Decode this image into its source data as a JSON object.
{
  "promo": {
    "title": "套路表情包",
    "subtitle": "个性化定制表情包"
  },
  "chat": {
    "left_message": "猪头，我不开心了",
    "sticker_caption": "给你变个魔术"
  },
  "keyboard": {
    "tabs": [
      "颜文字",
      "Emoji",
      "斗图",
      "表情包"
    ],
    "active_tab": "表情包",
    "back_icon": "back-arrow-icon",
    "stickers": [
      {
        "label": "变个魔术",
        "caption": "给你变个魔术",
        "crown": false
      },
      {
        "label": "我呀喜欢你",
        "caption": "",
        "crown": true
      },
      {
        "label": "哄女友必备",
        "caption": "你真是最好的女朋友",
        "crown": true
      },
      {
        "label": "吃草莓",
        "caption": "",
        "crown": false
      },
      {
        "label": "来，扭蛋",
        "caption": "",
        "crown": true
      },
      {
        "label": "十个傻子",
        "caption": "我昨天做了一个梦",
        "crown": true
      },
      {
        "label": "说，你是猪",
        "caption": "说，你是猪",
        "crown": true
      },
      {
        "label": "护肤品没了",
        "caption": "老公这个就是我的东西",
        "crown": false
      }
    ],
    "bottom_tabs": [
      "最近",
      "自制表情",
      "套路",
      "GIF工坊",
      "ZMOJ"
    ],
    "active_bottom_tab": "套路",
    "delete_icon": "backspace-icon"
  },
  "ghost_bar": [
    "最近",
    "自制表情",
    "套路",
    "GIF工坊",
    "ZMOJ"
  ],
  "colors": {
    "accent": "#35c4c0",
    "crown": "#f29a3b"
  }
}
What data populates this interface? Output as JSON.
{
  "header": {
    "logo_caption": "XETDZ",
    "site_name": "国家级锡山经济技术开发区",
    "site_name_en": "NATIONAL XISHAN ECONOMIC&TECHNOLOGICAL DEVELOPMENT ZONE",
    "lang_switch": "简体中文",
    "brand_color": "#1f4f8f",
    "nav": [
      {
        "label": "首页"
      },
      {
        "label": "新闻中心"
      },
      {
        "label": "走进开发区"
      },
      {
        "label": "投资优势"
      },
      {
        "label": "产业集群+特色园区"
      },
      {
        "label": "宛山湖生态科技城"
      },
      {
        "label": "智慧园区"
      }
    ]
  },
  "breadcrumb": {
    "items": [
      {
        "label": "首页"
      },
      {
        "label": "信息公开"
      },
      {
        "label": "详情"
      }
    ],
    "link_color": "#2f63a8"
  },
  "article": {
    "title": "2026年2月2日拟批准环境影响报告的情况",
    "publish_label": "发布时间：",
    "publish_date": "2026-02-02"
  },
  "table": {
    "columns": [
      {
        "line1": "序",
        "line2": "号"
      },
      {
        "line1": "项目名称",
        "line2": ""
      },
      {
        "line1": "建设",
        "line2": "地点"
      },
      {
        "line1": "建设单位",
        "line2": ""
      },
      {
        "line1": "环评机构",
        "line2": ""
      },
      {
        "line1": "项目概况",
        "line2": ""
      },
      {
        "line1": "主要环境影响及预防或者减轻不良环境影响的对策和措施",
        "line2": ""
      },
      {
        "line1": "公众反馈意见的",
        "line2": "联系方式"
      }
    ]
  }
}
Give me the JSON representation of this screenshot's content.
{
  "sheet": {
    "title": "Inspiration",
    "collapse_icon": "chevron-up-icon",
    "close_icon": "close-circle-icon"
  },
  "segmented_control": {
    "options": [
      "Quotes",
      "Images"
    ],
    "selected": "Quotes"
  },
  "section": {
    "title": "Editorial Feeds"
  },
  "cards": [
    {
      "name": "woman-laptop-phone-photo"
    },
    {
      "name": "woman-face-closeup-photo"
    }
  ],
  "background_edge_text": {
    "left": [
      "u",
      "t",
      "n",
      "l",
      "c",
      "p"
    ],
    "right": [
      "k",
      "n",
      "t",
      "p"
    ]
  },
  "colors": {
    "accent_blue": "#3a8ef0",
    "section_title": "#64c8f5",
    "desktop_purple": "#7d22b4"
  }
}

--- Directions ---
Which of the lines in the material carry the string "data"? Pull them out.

--- Response for this exercise ---
Decode this image into its source data as a JSON object.
What data populates this interface? Output as JSON.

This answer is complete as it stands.